I like to use the box because I like to use tools that aid in a dog’s learning process. It has this different space and different scent. If you tell a dog, “No, you moved, go back” on the floor, he doesn’t necessarily know where. The box is an isolated place that gives the dog that sense of security. And you can take the box and put it by the front door or at the grocery store and the dog will have that association of, “OK, we’re in training mode.” It’s a formal way of training, and eventually we can phase the box out, but it’s a first step. And it keeps the dog’s posture correct.

Working with Andre’s family as shown in “Canine Intervention” was a tune-up; Nino was previously taught the protection commands and skills. If you train a dog for more basic things, how important are those kinds of follow ups?

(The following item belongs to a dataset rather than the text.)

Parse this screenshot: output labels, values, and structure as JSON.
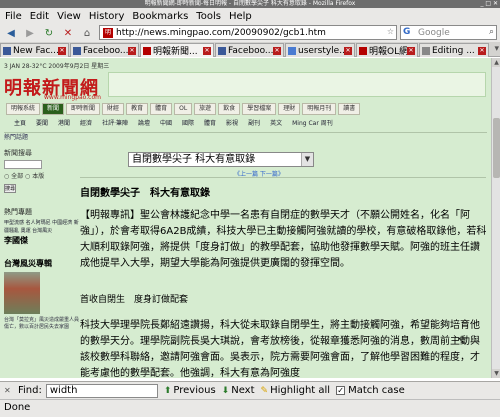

Ideally I like to check in and see how they’re communicating. People can get very comfortable and their life takes over and they forget about that 15 minutes. I have a son, but when we wake up in the morning I hang out with him and turn on his cartoons and go through that process and that’s part of bonding with my son so later on he’ll have a certain trust and expectation from me. Animals have to have that [too]. They have to trust and expect you’ll play with them so they’re not sitting around bored and become destructive and get in trouble because they’re not given the proper outlet.

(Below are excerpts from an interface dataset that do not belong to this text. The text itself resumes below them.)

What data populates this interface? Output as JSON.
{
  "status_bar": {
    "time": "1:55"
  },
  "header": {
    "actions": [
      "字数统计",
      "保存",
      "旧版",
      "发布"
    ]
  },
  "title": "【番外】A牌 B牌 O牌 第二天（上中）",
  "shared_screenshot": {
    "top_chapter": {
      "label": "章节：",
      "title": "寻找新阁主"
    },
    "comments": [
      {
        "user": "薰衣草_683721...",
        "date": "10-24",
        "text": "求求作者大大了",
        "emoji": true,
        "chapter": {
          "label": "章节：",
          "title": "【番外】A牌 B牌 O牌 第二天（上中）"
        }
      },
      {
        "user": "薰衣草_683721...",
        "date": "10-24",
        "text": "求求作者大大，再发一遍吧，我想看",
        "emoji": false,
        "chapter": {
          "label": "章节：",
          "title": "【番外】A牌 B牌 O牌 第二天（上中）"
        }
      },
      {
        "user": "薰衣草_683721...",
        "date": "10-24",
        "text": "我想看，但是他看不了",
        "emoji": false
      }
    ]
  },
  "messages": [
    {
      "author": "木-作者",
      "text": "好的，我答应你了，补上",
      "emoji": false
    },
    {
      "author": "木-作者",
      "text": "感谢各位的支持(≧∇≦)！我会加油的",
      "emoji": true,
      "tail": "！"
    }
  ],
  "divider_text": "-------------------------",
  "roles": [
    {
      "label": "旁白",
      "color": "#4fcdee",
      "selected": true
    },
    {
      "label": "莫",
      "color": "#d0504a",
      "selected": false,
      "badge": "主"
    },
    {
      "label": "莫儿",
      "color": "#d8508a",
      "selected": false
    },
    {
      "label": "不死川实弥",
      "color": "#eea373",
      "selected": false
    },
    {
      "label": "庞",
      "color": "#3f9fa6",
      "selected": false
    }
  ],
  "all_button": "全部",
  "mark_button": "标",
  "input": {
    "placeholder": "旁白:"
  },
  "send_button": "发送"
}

Some of these dogs were just meeting you for the first time on this show, and you brought with you a camera crew. How did that affect the process?

We just set up stationary cameras. It was definitely something a lot of the dogs had to get used to, but we tried to be like a fly on the wall, so we didn’t get too close. I did a lot of managing of the camera crew to give them proper directions and tell them things that would create security with the dog.

In the last episode, you train rescue dogs so they are ready to be adopted. How common is that for you?

I do work with several rescues that refer me business — I work with the Humane Society and animal control and I get referrals from a lot of different areas. I’m open to as many relationships with rescues as I can get, but a lot of times people are in it with the right heart but they’re not going about it the right away. Even in [that] episode, I had to go in and say, “OK you’re hoarding a lot of dogs here and that’s creating more problems. Even though you’re trying to do a good thing, it’s creating more stress for the dogs.” So you have to get the knowledge of handling properly.

Do you think every rescue needs a trainer in order to best set these dogs up for forever homes?

With rescues, I think we just need more education. There needs to be some person on staff who’s into dog behavior — who has experience or certification or hours, some track record. They need to understand the whole concept of temperament and understand how to communicate — reading a dog’s body language and expression — understanding what kind of a life he was introduced to and what kind of a life he should have been introduced to. The only way we’re going to change the rate of euthanasia is by education.

“Canine Intervention” is streaming now on Netflix.